In 1751 a dastardly act took place according to local legend at Dinah's pond in Watery Lane. Even today many old villagers would not stroll down there at midnight!
An accused Witch was subject to a trial by ducking, the last to take place in the county, having been outlawed for 16 years. The unfortunate woman Ruth Osborne drowned and the inquest was held at the Half Moon. The main perpetrator was tried at Hertford and condemned to hang in chains on Wilstone Green.
Chipperfield is a small active village situated on a crossroads approximately 5 miles south-west of Hemel Hempstead and the same distance north-west of Watford. The village occupies a site some 1.75 miles east to west and 1.75 miles north to south on a chalk plateau at the edge of the Chilterns, some 130 to 160 metres above sea level. The chalk is overlain with pebbly clay and sand to the south and east and clay with flints to the north and west. There are two dry valleys where the chalk is exposed i.e. at Dunny Lane and Whippendell Bottom.
The village roads are bordered by an attractive mix of gardens, fields, hedges and woodland rather than solid walls. There is an extensive network of footpaths, pavements and permissive bridleways, most of which are well maintained. The white painted signposts and wooden public benches are in harmony with the character of the village.
Chipperfield Common, gifted in 1936 to the local authority to be maintained in consultation with the people of Chipperfield, extends to over 100 acres and is well used by local residents and visitors from the surrounding area. Most of the common woodland is secondary woodland estimated as varying in age between 80 and 176 years old, which has regenerated as the grazing of livestock fell out of practice. There are eight large mature sweet chestnut trees which are regarded as veteran trees, of great historical and landscape importance estimated to date back to between 1600 and 1620. The Common is the best known and valued feature in the village.
Long Marston is a small village to the north of Tring in Hertfordshire, in the Tring Rural parish council area. It is located roughly 5 miles east of Aylesbury and 11 miles north-west of Hemel Hempstead.
The name of the village is likely to derive from 'Mershton', literally Marsh Farm, a reference to its propensity for flooding . By 1751 this had developed into the name Long Marcon
Long Marston Airfield were used as an aerodrome in 1917 during the First World War, but activities ceased after the armistice.
In 1940, farmland worked mainly by Arthur Rees and some by William Southernwoods was requisitioned, and 1941 saw intense activity as building contractors George Wimpey flattened the land and constructed runways, service roads and buildings
The Gaddesden Place positioned east of the small village, was built from 1768 to 1773 for the Halsey family. It is surrounded by a huge park. In 1905 a fire destroyed the interior of the main house.
It is located in the Chiltern hills, north of Hemel Hempstead. The parish borders to Flamsted,
Hemel Hempstead, Nettleden and Little Gaddesden and also to Studham in Bedfordshire.

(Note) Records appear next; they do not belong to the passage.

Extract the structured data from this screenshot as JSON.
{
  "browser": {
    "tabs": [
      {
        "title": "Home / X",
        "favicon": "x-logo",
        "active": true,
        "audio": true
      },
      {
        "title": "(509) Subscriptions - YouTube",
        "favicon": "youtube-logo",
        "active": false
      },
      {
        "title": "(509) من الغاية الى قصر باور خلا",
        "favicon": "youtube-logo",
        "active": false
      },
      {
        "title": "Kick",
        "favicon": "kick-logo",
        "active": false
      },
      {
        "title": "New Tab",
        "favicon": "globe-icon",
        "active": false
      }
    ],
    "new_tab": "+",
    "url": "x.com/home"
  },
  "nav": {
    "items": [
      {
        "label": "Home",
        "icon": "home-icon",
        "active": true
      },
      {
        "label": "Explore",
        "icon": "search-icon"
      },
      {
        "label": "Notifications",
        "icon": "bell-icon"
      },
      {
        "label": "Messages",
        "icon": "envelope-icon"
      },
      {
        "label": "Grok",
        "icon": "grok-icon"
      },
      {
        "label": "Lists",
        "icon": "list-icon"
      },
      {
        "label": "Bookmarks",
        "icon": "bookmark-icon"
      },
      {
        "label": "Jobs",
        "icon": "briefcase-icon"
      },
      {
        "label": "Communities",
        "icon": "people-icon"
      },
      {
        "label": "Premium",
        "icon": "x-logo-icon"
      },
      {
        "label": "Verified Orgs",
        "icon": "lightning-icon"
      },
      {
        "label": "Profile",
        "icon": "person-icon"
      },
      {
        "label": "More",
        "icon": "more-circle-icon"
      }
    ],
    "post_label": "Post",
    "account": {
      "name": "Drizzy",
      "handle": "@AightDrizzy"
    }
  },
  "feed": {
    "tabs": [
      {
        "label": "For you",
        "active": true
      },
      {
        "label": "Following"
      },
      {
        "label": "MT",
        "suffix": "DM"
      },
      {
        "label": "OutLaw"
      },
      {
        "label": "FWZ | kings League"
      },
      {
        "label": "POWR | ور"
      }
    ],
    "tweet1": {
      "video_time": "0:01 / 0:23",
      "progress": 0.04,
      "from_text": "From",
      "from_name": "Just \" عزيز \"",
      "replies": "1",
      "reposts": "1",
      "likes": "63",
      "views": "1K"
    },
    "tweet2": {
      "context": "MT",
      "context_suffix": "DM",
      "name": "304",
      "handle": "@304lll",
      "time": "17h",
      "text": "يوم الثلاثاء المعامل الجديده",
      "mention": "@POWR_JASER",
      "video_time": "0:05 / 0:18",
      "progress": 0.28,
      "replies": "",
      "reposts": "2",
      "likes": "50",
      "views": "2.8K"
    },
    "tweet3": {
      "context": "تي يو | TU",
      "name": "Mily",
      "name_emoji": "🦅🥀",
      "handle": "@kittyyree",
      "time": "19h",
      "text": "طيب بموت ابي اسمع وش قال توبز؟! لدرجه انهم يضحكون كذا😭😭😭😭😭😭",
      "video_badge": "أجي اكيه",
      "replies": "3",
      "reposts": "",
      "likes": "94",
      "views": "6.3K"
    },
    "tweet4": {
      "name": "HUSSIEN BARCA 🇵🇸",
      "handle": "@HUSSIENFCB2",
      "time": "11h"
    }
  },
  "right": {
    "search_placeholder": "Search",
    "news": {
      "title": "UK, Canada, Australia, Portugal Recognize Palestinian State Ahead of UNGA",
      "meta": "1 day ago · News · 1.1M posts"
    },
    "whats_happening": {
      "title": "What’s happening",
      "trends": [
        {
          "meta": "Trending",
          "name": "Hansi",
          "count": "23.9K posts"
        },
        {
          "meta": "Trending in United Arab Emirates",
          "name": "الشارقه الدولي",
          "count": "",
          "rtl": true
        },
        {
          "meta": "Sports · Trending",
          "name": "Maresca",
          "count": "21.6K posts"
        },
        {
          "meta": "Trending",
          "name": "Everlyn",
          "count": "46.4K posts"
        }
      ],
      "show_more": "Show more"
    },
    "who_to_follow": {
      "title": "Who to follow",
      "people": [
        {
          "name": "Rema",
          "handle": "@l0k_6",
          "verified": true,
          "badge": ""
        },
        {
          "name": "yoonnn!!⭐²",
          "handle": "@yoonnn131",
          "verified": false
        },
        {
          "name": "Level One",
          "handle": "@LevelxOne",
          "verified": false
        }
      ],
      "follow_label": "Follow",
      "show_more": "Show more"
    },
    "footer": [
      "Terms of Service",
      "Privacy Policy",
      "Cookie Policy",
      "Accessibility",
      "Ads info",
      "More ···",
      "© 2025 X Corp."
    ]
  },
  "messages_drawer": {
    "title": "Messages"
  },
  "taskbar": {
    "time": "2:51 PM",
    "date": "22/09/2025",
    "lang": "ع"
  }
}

The Church St. John the Baptist was probably the site of a pre-Christian sanctuary. The church shows features of every period since the 12th century. Part of the chancel with Roman bricks dates back to the early 12th century. The old church was extended by the south aisle in the 13th century and the north aisle in the 14th century, the west tower was built in the 15th century and the north chapel in the 18th.
The medieval convent of St Margarets stood northwest of the village. For a while the site served as a WW2 RCAF transit camp and later a boarding school for children with Special needs, and it is now a Theravadin Buddhist monastery, Amaravati Buddhist Monastery, complete with temple.
The River Gade has its name from Gaddesden. Its clear water is used for watercress beds along the river and at Water End south of Great Gaddesden is an old corn mill provided by the stream. The bridge over the river at Water End has a medieval appearance but was built in the 19th century.
Little Gaddesden is a village and civil parish in the English county of Hertfordshire three miles north of Berkhamsted. As well as Little Gaddesden village, the parish contains the settlements of Ashridge, Hudnall, and part of Ringshall.